Task brief: Report how many lines of the listing include the word "players"; nothing else should be written.

Data in this exercise:
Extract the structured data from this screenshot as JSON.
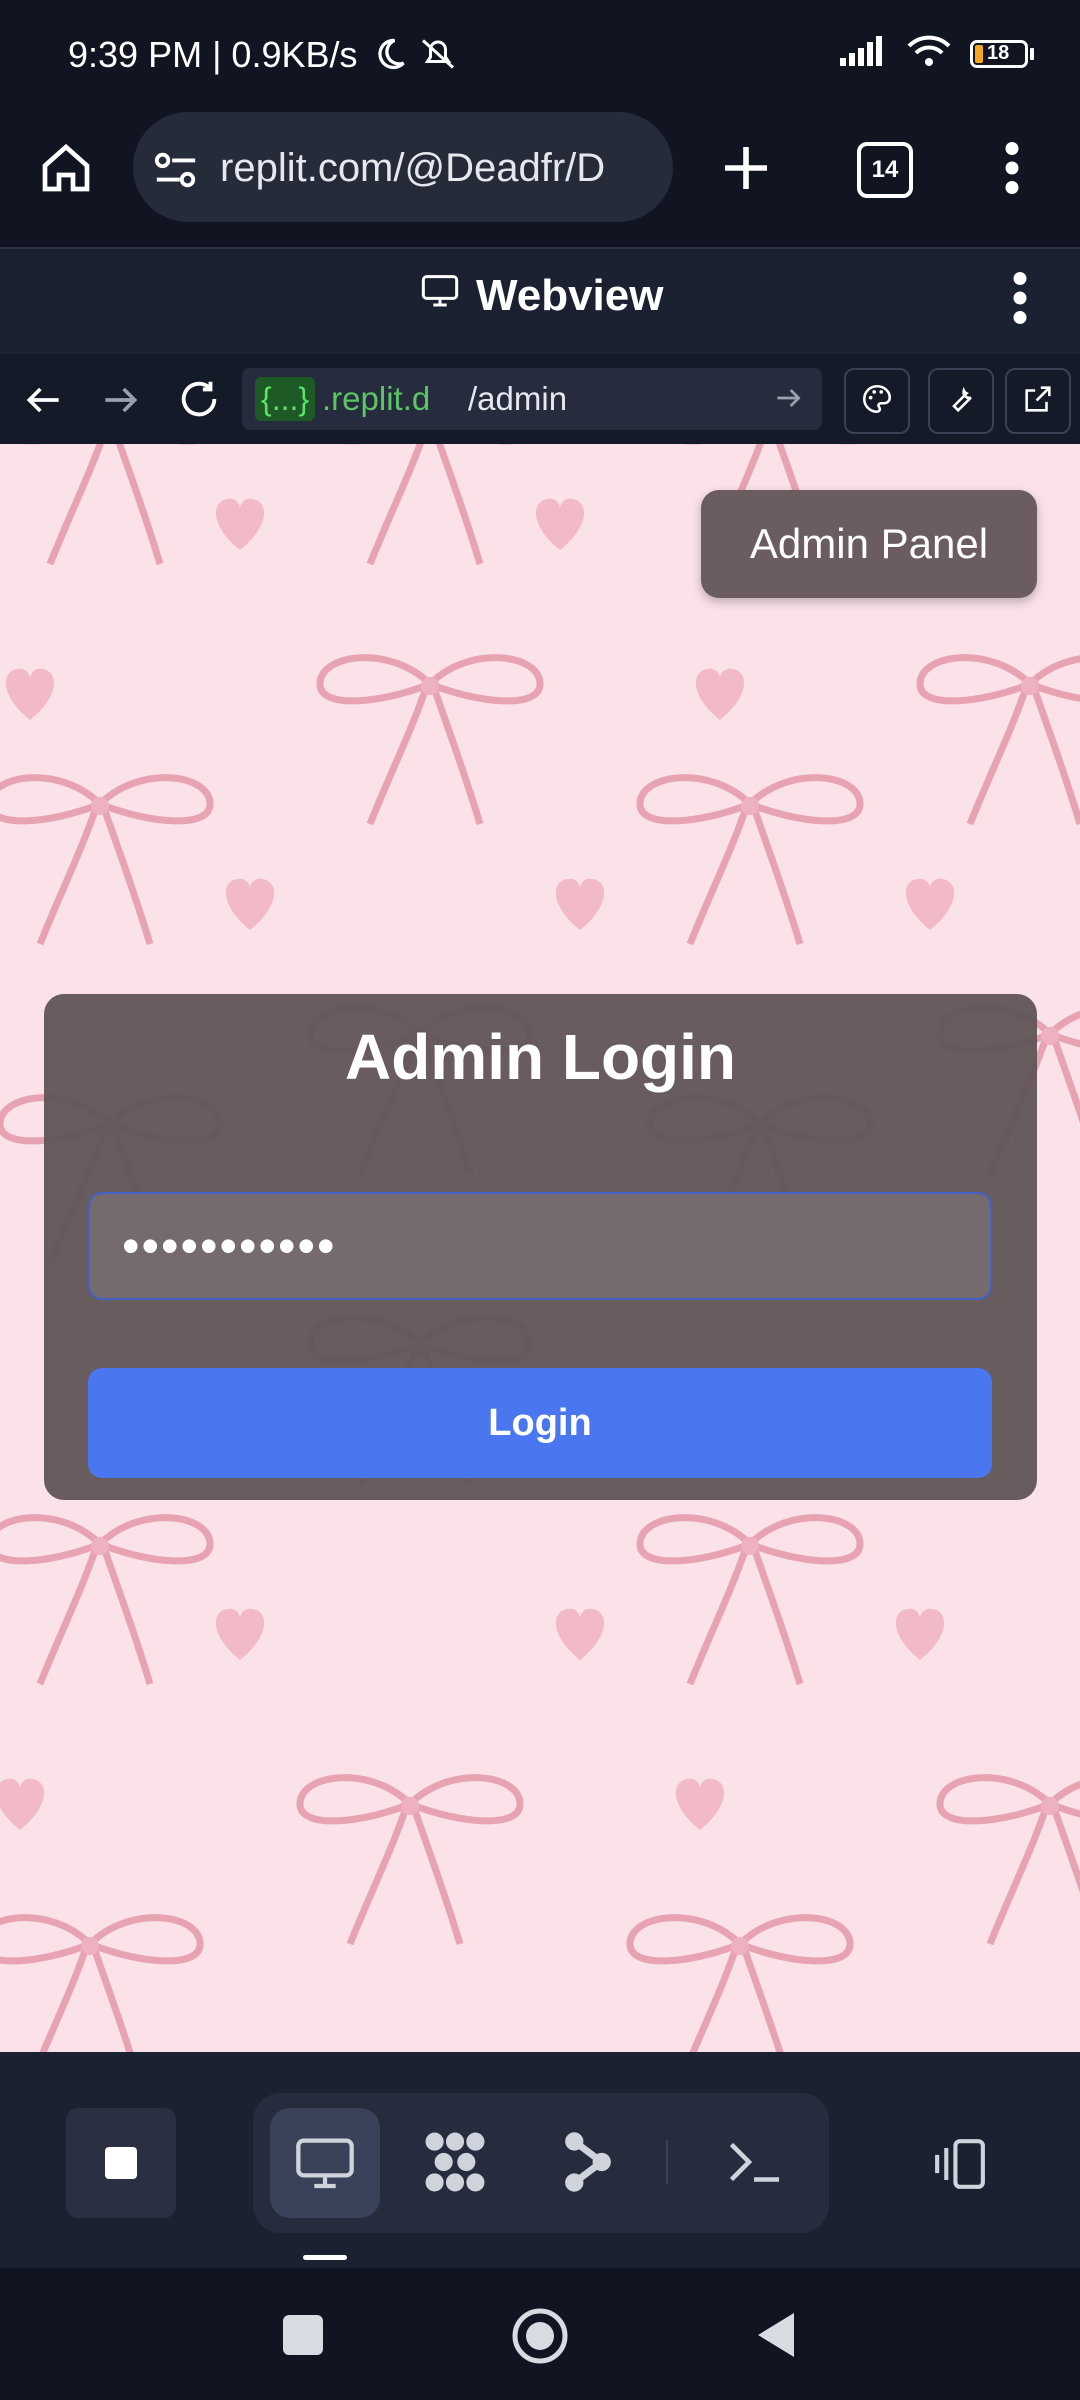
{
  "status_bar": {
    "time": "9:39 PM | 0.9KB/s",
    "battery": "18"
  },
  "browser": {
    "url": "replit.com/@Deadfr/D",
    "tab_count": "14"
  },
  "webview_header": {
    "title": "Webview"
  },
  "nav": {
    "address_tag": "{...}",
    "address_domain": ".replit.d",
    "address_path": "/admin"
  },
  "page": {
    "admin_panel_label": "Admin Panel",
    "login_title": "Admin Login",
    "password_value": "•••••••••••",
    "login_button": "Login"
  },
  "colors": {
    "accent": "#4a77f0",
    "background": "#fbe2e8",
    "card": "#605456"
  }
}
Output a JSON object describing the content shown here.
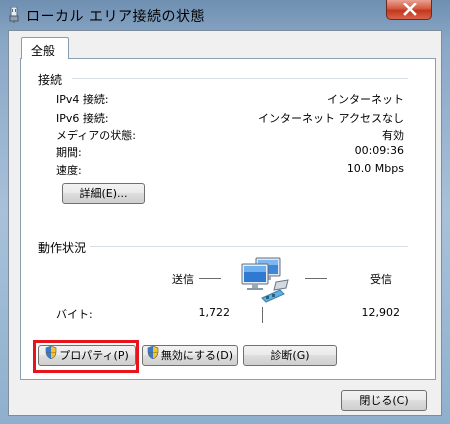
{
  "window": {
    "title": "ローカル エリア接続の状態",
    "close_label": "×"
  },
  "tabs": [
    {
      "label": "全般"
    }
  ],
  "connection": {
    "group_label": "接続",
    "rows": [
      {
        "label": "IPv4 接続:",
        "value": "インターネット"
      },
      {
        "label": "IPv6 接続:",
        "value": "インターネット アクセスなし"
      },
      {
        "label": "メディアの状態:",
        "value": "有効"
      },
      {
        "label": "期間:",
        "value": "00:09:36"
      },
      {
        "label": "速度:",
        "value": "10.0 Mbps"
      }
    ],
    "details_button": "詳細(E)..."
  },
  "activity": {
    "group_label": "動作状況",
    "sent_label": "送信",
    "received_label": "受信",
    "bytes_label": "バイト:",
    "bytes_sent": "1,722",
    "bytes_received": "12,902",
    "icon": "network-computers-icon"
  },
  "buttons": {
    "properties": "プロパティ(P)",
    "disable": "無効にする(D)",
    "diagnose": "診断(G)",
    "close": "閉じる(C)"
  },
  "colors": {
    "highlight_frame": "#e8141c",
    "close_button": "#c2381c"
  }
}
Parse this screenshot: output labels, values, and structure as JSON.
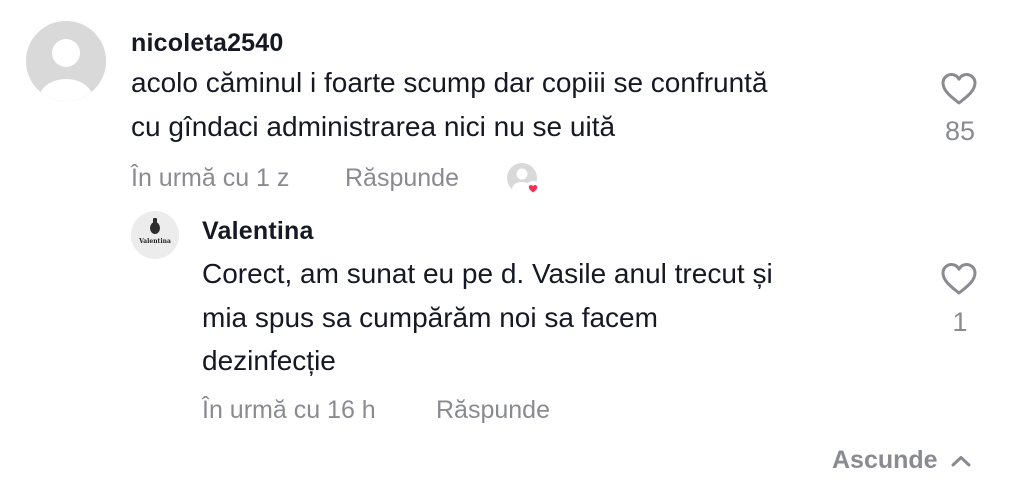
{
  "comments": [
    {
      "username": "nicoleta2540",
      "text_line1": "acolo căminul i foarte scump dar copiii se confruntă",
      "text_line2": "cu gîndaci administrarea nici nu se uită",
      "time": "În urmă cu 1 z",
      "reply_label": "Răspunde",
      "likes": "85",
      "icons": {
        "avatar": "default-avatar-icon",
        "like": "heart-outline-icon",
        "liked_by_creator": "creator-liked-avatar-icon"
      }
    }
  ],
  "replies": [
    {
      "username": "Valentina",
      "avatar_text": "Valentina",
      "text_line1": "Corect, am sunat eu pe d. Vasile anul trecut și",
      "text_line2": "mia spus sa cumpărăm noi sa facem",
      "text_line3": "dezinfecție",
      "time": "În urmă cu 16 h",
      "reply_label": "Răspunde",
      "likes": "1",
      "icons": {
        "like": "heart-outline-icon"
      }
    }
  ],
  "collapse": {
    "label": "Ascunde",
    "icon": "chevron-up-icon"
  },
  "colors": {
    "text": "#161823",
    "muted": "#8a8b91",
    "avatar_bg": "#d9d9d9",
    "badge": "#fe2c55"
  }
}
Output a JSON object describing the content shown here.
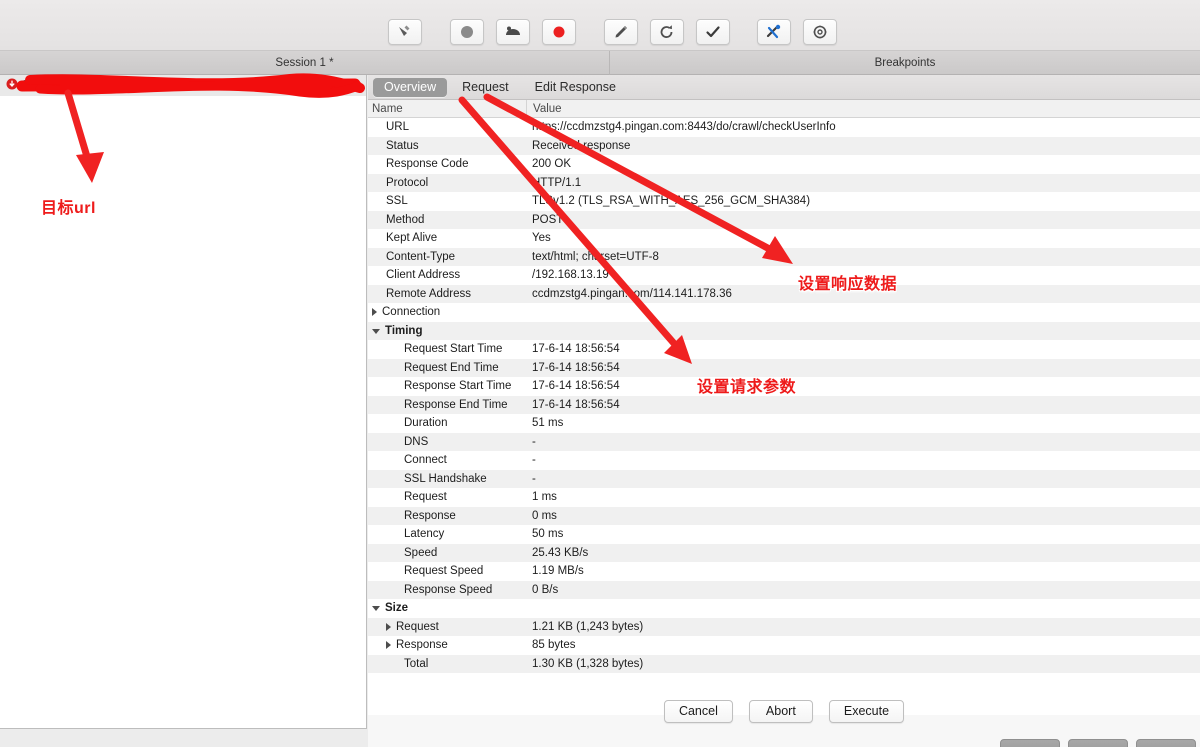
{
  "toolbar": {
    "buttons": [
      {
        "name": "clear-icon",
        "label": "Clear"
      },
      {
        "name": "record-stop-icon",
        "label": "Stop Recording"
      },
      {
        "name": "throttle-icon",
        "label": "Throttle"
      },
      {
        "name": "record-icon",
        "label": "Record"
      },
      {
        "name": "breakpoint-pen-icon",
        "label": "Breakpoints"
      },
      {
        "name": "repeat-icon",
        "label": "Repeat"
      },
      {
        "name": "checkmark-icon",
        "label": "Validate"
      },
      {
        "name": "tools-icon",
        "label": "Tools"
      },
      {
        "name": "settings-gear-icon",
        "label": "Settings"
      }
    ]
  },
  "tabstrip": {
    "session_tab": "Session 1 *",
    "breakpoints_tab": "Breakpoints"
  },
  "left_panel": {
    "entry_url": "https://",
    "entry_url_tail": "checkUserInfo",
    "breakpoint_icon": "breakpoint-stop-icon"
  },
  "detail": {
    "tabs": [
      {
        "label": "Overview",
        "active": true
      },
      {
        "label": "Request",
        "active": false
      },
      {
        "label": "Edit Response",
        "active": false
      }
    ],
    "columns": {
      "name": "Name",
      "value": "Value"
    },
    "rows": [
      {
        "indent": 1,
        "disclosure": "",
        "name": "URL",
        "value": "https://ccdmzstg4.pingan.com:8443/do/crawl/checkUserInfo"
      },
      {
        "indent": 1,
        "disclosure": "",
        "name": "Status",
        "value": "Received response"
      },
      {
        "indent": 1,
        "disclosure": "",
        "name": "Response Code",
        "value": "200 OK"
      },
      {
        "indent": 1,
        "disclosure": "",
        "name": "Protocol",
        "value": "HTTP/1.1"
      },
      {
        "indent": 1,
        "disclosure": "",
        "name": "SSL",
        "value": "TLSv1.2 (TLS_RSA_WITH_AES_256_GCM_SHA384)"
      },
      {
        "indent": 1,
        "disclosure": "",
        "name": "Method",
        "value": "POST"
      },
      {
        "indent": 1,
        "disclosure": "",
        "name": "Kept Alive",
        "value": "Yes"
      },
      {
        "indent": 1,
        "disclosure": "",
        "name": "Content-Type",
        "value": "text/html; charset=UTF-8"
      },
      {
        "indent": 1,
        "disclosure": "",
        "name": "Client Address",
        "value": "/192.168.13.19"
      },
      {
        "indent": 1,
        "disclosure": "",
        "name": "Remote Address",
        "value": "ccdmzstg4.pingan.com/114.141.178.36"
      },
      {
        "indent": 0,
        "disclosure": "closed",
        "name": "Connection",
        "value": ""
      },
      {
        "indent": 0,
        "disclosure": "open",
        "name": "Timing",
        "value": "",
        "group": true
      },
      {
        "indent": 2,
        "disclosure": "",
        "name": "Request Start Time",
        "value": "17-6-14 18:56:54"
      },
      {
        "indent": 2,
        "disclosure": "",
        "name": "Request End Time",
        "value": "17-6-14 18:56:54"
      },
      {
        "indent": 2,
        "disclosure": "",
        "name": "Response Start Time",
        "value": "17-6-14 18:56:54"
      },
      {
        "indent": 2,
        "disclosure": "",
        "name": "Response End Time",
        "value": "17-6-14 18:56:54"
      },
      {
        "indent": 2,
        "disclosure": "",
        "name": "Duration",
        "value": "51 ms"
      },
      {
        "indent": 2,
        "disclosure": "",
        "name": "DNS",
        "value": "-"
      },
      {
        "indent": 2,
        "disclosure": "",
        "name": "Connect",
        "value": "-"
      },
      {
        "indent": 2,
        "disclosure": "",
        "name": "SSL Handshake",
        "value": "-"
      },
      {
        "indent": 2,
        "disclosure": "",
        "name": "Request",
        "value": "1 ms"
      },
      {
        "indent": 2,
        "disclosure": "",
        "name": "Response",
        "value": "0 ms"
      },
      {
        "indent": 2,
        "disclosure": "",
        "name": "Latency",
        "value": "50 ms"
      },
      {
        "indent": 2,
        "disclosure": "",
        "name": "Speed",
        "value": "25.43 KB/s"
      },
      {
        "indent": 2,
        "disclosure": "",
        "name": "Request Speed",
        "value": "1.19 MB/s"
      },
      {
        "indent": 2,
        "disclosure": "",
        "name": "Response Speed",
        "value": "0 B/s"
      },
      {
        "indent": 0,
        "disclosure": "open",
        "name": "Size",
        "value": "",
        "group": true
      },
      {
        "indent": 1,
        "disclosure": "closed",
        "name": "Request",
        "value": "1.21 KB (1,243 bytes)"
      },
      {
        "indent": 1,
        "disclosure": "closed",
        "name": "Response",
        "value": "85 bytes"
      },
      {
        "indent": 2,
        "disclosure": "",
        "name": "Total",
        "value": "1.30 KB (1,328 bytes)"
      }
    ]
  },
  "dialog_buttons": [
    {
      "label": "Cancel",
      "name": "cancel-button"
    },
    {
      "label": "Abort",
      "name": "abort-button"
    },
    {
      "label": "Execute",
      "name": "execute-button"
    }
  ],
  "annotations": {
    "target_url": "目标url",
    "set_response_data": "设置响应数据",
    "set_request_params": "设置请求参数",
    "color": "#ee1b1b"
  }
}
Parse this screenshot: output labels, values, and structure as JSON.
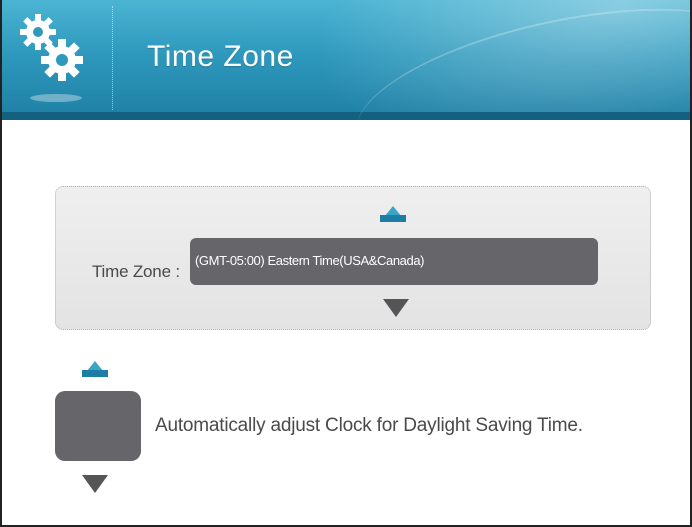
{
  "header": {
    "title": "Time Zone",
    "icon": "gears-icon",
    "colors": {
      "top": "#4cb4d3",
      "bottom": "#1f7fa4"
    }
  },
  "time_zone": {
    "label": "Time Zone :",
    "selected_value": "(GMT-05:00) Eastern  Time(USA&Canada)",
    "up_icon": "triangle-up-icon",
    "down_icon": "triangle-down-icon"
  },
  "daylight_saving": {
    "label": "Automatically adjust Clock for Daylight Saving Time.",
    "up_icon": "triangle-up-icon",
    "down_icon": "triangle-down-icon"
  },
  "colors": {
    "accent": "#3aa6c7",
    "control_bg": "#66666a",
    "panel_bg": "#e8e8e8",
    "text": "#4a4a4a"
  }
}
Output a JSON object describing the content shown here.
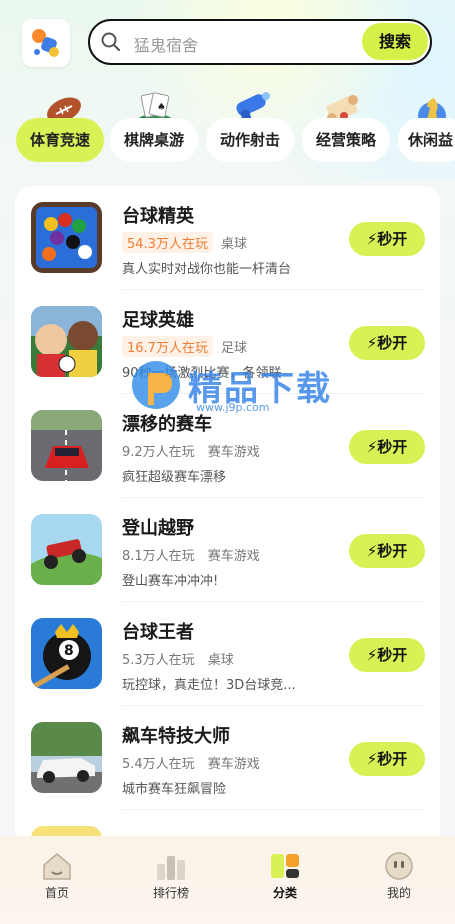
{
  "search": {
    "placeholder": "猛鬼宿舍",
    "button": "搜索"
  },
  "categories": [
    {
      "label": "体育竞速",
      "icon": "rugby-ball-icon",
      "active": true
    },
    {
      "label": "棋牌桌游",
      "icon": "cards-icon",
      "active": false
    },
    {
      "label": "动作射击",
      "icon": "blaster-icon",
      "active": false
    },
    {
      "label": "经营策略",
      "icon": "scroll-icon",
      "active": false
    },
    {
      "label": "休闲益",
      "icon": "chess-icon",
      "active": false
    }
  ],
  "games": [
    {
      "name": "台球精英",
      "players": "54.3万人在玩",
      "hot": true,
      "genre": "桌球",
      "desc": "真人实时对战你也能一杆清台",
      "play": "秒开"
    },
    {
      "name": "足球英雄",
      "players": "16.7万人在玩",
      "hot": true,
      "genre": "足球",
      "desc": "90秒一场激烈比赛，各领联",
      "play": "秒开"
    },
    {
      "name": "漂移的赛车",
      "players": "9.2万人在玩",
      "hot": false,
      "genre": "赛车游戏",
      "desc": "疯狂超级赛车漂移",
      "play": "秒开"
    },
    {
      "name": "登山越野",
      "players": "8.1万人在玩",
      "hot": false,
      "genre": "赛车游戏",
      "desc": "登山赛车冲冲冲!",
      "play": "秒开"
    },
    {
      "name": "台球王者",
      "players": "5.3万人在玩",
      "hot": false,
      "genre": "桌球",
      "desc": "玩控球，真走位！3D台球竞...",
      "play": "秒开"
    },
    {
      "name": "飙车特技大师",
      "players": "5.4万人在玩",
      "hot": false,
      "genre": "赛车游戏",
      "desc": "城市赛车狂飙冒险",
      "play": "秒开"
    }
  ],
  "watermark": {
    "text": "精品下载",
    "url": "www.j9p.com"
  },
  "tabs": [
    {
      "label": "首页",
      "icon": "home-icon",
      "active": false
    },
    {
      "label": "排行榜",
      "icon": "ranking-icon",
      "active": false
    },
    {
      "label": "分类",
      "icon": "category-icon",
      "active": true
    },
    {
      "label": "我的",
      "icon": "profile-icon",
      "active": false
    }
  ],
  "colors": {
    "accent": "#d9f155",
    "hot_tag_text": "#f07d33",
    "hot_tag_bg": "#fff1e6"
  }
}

Task response: 6